The next stage in the marriage procedure was the betrothal. First mentioned in Exodus 22:16, the term is used several times in Deuteronomy (20:7; 22:23, 24). The betrothal had the legal status of a marriage (Dt 28:30; 2 Sm 3:14), and anyone violating a betrothed virgin would be stoned according to the law of Deuteronomy for violating his neighbor’s “wife” (Dt 22:23, 24). The meaning of a betrothal involved taking possession, in a manner similar to that of receiving tribute. Nevertheless, there remained a distinction between betrothing a woman and taking her to wife (Dt 20:7). During the period of betrothal, the prospective groom was exempt from military service. It was assumed that the betrothal was a formal part of a permanent relationship (Mt 1:18; Lk 1:27; 2:5).
A man who was to marry another’s daughter was already regarded as a son-in-law at the time of betrothal (Gn 19:14). Mary, as Joseph’s betrothed, was actually considered his wife, although he did not have intercourse with her until after the birth of Jesus. If they followed normal practice, they would not have had sexual relations until after the baby was weaned, usually at the age of three.
a word signifying, both in the Hebrew and Greek, a “messenger,” and hence employed to denote any agent God sends forth to execute his purposes. It is used of an ordinary messenger (Job 1:14: 1 Sam. 11:3; Luke 7:24; 9:52), of prophets (Isa. 42:19; Hag. 1:13), of priests (Mal. 2:7), and ministers of the New Testament (Rev. 1:20).
Their functions are manifold. (a) In the widest sense they are agents of God’s providence (Ex. 12:23; Ps. 104:4; Heb. 11:28; 1 Cor. 10:10; 2 Sam. 24:16; 1 Chr. 21:16; 2 Kings 19:35; Acts 12:23). (b) They are specially God’s agents in carrying on his great work of redemption. There is no notice of angelic appearances to man till after the call of Abraham.
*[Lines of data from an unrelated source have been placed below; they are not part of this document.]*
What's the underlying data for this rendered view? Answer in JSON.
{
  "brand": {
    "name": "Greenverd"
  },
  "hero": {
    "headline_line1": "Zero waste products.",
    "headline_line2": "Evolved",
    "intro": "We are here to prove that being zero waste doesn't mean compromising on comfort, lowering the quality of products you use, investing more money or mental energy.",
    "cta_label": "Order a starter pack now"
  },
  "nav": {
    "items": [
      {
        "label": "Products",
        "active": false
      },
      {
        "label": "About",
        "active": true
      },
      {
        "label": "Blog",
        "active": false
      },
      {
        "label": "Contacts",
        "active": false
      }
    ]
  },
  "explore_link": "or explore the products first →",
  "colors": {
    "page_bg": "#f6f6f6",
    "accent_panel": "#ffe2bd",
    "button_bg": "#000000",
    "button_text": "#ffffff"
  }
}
From that time onward there are frequent references to their ministry on earth (Gen. 18; 19; 24:7, 40; 28:12; 32:1). They appear to rebuke idolatry (Judg. 2:1–4), to call Gideon (Judg. 6:11, 12), and to consecrate Samson (13:3). In the days of the prophets, from Samuel downward, the angels appear only in their behalf (1 Kings 19:5; 2 Kings 6:17; Zech. 1–6; Dan. 4:13, 23; 10:10, 13, 20, 21).